Measuring through glass will not produce repeatable or accurate results. Unless the glass surface has very specific coatings, back reflections could be present and these would affect the radial measurements. Even if the glass surface does have proper coatings to prevent or minimize this, the glass has a different index of refraction than the air the beam is traveling through. Sometimes the intent is to measure a target that is in a vacuum chamber separated by a glass barrier. This only adds to additional error because the vacuum on the other side of the glass has different index of refraction than either the glass or the air.
This index of refraction change can result in an error in the radial distance measurement and will also result in the beam “bending” or no longer traveling a straight path from the tracker to the target. This bending of the of the beam will affect the angular measurements from the tracker. The nature of the bend will also change as the angle the beam enters the glass window changes resulting in a loss of both accuracy and repeatability. If the purpose was to measure into a vacuum chamber, the beam will bend again as it leaves the glass into the vacuum adding additional error.

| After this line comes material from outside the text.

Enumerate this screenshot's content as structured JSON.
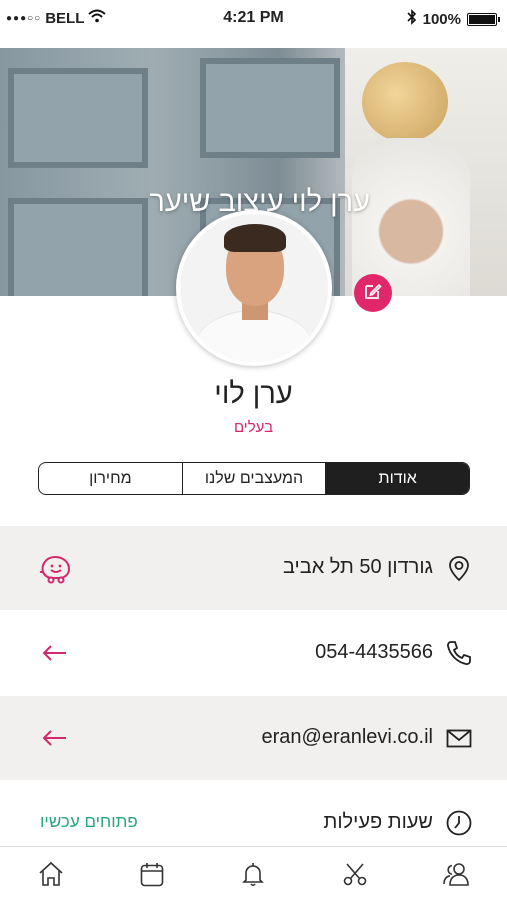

To illustrate how complicated shooting through glass is, FARO has designed a Windowed SMR for the FARO Tracker. This SMR does have a thin glass window that the beam shoots through. This window does has specific coatings and its position / orientation between the glass surface and the corner cube is fixed and does not change. The position between these two items is designed so that when the target type is set to 1.5” Windowed SMR (or 7/8" Windowed SMR), the tracker is able to measure its location accurately and repeatedly. If the window was removed from this SMR and/or the target type was set incorrectly, the measurements will no longer be accurate or repeatable.
glass, window, tracker, refraction